----- Task inputs

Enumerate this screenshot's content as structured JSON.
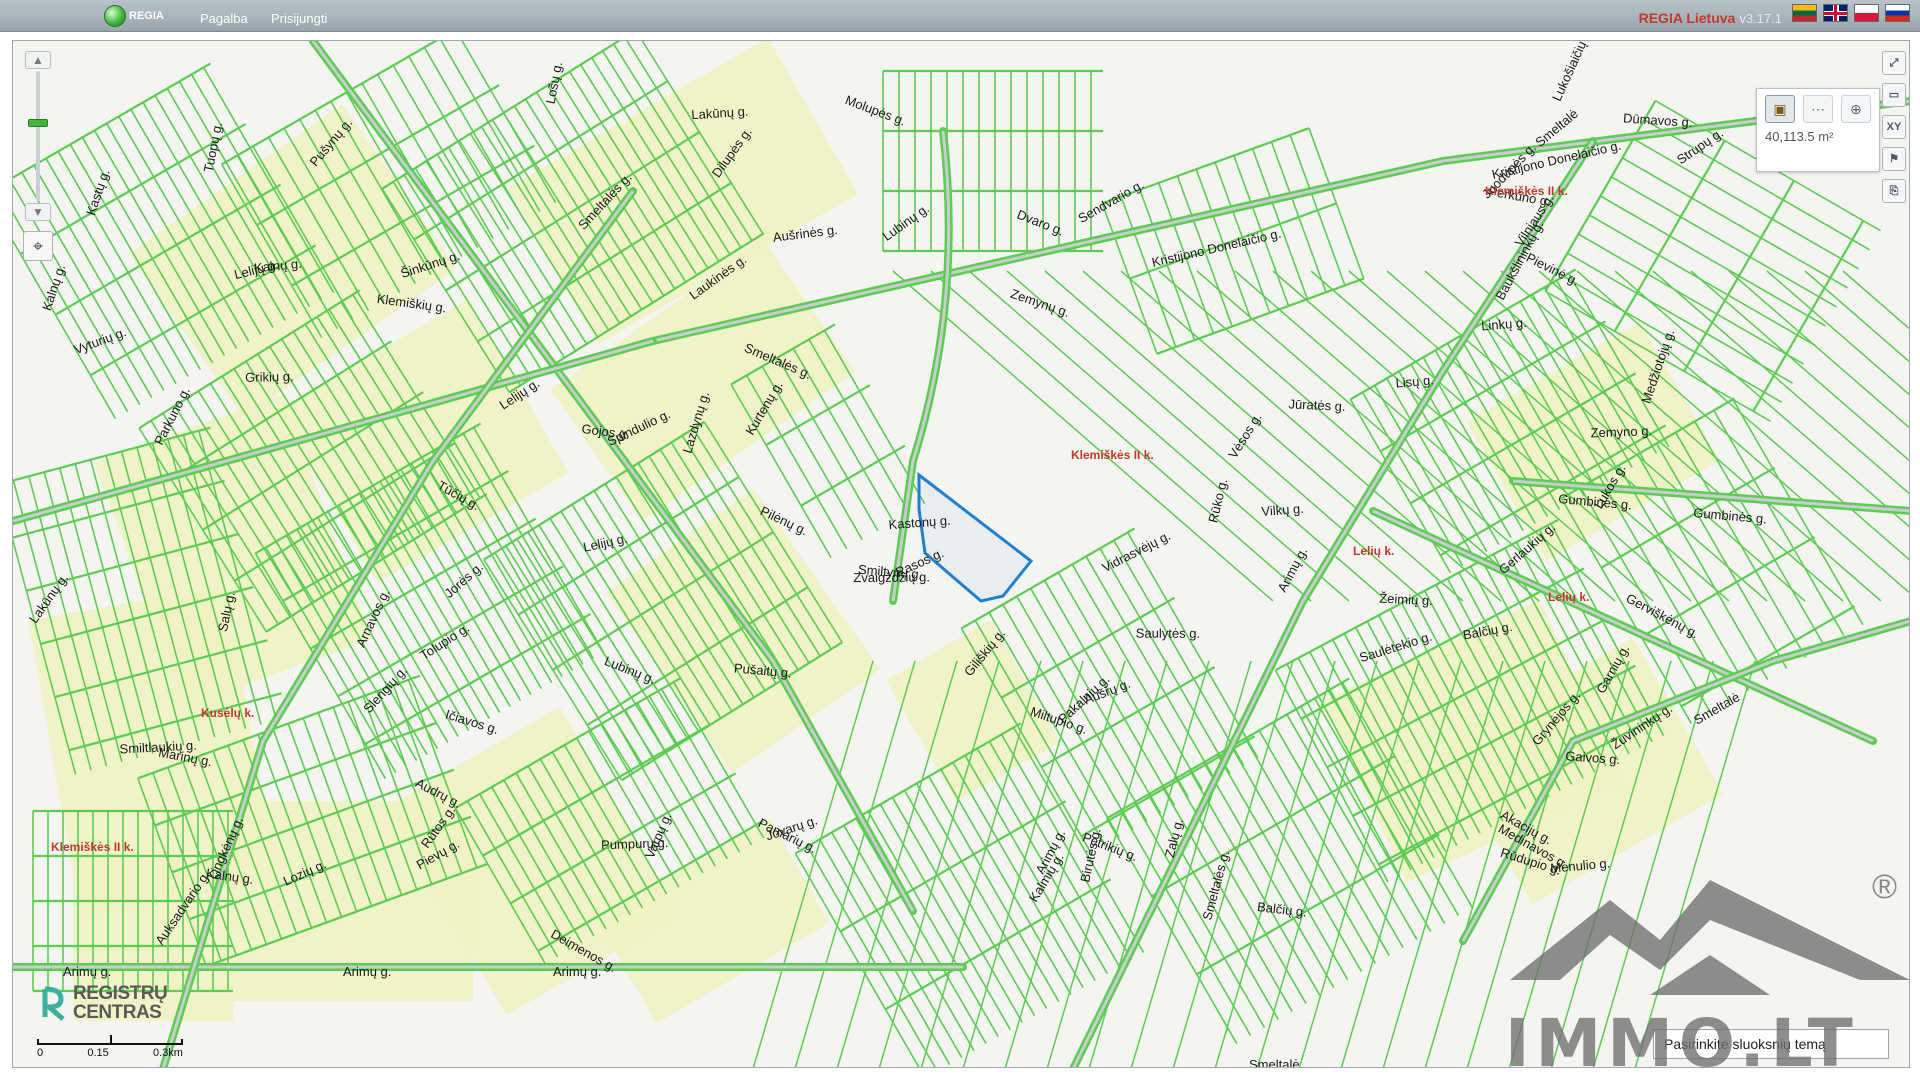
{
  "header": {
    "logo_text": "REGIA",
    "menu": [
      "Pagalba",
      "Prisijungti"
    ],
    "app_title": "REGIA Lietuva",
    "version": "v3.17.1",
    "flags": [
      "lithuanian-flag",
      "english-flag",
      "polish-flag",
      "russian-flag"
    ]
  },
  "map": {
    "parcel_color": "#5ccc52",
    "selection_color": "#1f7fd1",
    "residential_fill": "#eff2c3",
    "street_labels": [
      "Kristijono Donelaičio g.",
      "Kristijono Donelaičio g.",
      "Gumbinės g.",
      "Gumbinės g.",
      "Gerviškėnų g.",
      "Baukšlininkų g.",
      "Arimų g.",
      "Arimų g.",
      "Arimų g.",
      "Arimų g.",
      "Arimų g.",
      "Smeltalės g.",
      "Smeltalės g.",
      "Smeltalės g.",
      "Smeltalė",
      "Smeltalė",
      "Smeltalė",
      "Lubinų g.",
      "Lubinų g.",
      "Lelijų g.",
      "Lelijų g.",
      "Pievų g.",
      "Balčių g.",
      "Kastonų g.",
      "Zemyno g.",
      "Jorės g.",
      "Gojos g.",
      "Perkūno g.",
      "Parkuno g.",
      "Auksadvario g.",
      "Sendvario g.",
      "Dvaro g.",
      "Rūdupio g.",
      "Grynėjos g.",
      "Kalnų g.",
      "Lakūnų g.",
      "Vilkų g.",
      "Rūtos g.",
      "Varpų g.",
      "Molupės g.",
      "Birutės g.",
      "Pievinė g.",
      "Giliškių g.",
      "Šinkūnų g.",
      "Smiltlaukių g.",
      "Rūko g.",
      "Lingkėnų g.",
      "Zalų g.",
      "Medinavos g.",
      "Žuvininkų g.",
      "Ičiavos g.",
      "Laukinės g.",
      "Gerlaukių g.",
      "Pakalnių g.",
      "Vėsos g.",
      "Deimenos g.",
      "Petrikių g.",
      "Arnavos g.",
      "Smiltynų g.",
      "Lukos g.",
      "Aušrinės g.",
      "Rasos g.",
      "Jūratės g.",
      "Vyturių g.",
      "Slengių g.",
      "Tolupio g.",
      "Marinų g.",
      "Mėnulio g.",
      "Dūmavos g.",
      "Miltupio g.",
      "Kastų g.",
      "Tuopų g.",
      "Kalmių g.",
      "Kalnų g.",
      "Tūčių g.",
      "Pušaitų g.",
      "Lazdynų g.",
      "Audrų g.",
      "Lozių g.",
      "Lelijų g.",
      "Pušynų g.",
      "Vidrasvėjų g.",
      "Strupų g.",
      "Lošų g.",
      "Dilupės g.",
      "Gaivos g.",
      "Pamarių g.",
      "Saulėtekio g.",
      "Spindulio g.",
      "Zvaigždžių g.",
      "Saulytės g.",
      "Akacijų g.",
      "Pilėnų g.",
      "Medžiotojų g.",
      "Pumpurų g.",
      "Balčių g.",
      "Klemiškių g.",
      "Kalnų g.",
      "Aušrų g.",
      "Jovarų g.",
      "Linkų g.",
      "Kurtenų g.",
      "Zemynų g.",
      "Lisų g.",
      "Juodupės g.",
      "Lukošiaičių g.",
      "Lakūnų g.",
      "Vilniaus g.",
      "Garnių g.",
      "Salų g.",
      "Žeimių g.",
      "Grikių g."
    ],
    "area_labels": [
      "Klemiškės II k.",
      "Klemiškės II k.",
      "Lelių k.",
      "Lelių k.",
      "Kusėlų k.",
      "Klemiškės II k."
    ],
    "zoom_level": 0.6
  },
  "measure": {
    "tools": [
      "area-tool-icon",
      "distance-tool-icon",
      "point-tool-icon"
    ],
    "value": "40,113.5 m²"
  },
  "right_tools": [
    "fullscreen-icon",
    "print-icon",
    "coordinates-icon",
    "flag-icon",
    "link-icon"
  ],
  "right_tools_text": [
    "⤢",
    "▭",
    "XY",
    "⚑",
    "⎘"
  ],
  "branding": {
    "registry_name_line1": "REGISTRŲ",
    "registry_name_line2": "CENTRAS",
    "scale_labels": [
      "0",
      "0.15",
      "0.3km"
    ],
    "theme_select": "Pasirinkite sluoksnių temą",
    "watermark": "IMMO.LT",
    "watermark_mark": "®"
  }
}
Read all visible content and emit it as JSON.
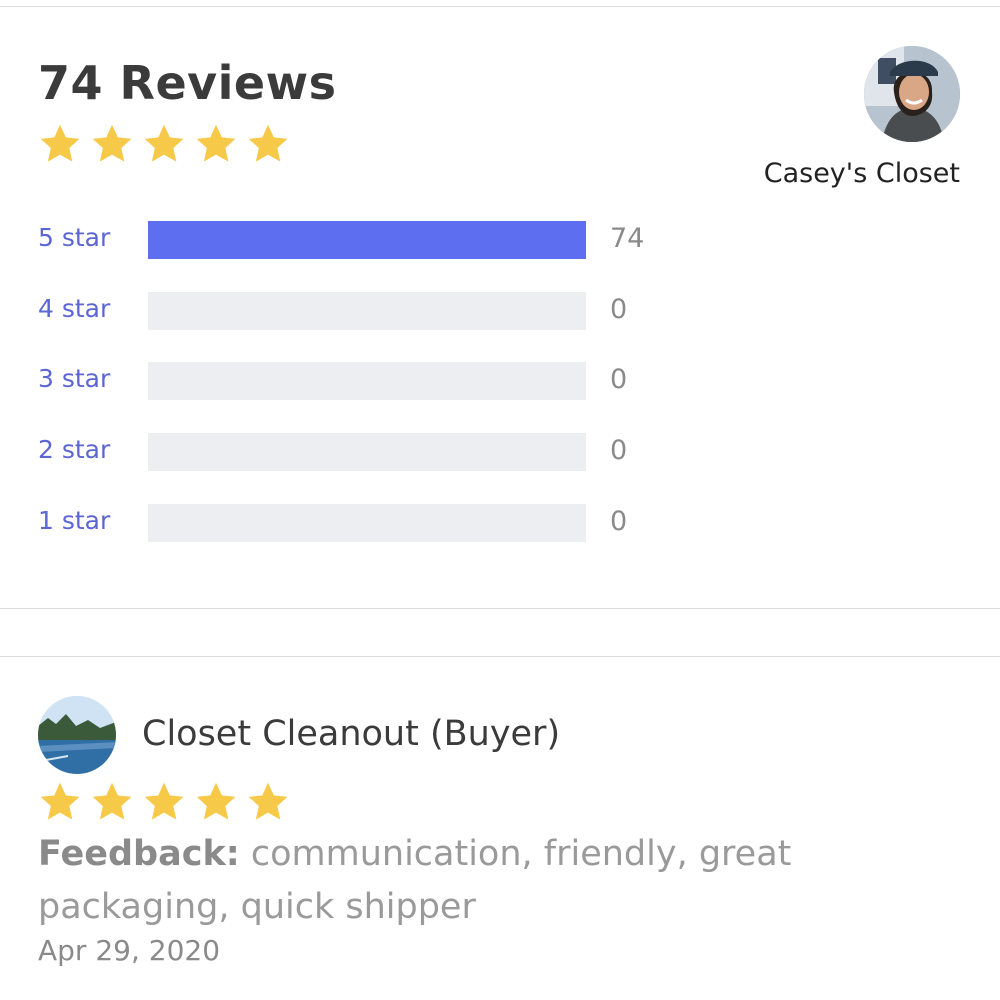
{
  "summary": {
    "title": "74 Reviews",
    "rating": 5,
    "star_color": "#f7c948"
  },
  "seller": {
    "name": "Casey's Closet"
  },
  "distribution": [
    {
      "label": "5 star",
      "count": "74",
      "fraction": 1.0
    },
    {
      "label": "4 star",
      "count": "0",
      "fraction": 0
    },
    {
      "label": "3 star",
      "count": "0",
      "fraction": 0
    },
    {
      "label": "2 star",
      "count": "0",
      "fraction": 0
    },
    {
      "label": "1 star",
      "count": "0",
      "fraction": 0
    }
  ],
  "colors": {
    "accent": "#5e6ef0",
    "label": "#5b65d3",
    "track": "#eceef2"
  },
  "review": {
    "reviewer": "Closet Cleanout (Buyer)",
    "rating": 5,
    "feedback_label": "Feedback:",
    "feedback_text": "communication, friendly, great packaging, quick shipper",
    "date": "Apr 29, 2020"
  }
}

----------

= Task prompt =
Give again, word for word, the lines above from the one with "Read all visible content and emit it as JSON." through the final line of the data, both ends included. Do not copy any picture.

= Written solution =
Read all visible content and emit it as JSON.
{
  "summary": {
    "title": "74 Reviews",
    "rating": 5,
    "star_color": "#f7c948"
  },
  "seller": {
    "name": "Casey's Closet"
  },
  "distribution": [
    {
      "label": "5 star",
      "count": "74",
      "fraction": 1.0
    },
    {
      "label": "4 star",
      "count": "0",
      "fraction": 0
    },
    {
      "label": "3 star",
      "count": "0",
      "fraction": 0
    },
    {
      "label": "2 star",
      "count": "0",
      "fraction": 0
    },
    {
      "label": "1 star",
      "count": "0",
      "fraction": 0
    }
  ],
  "colors": {
    "accent": "#5e6ef0",
    "label": "#5b65d3",
    "track": "#eceef2"
  },
  "review": {
    "reviewer": "Closet Cleanout (Buyer)",
    "rating": 5,
    "feedback_label": "Feedback:",
    "feedback_text": "communication, friendly, great packaging, quick shipper",
    "date": "Apr 29, 2020"
  }
}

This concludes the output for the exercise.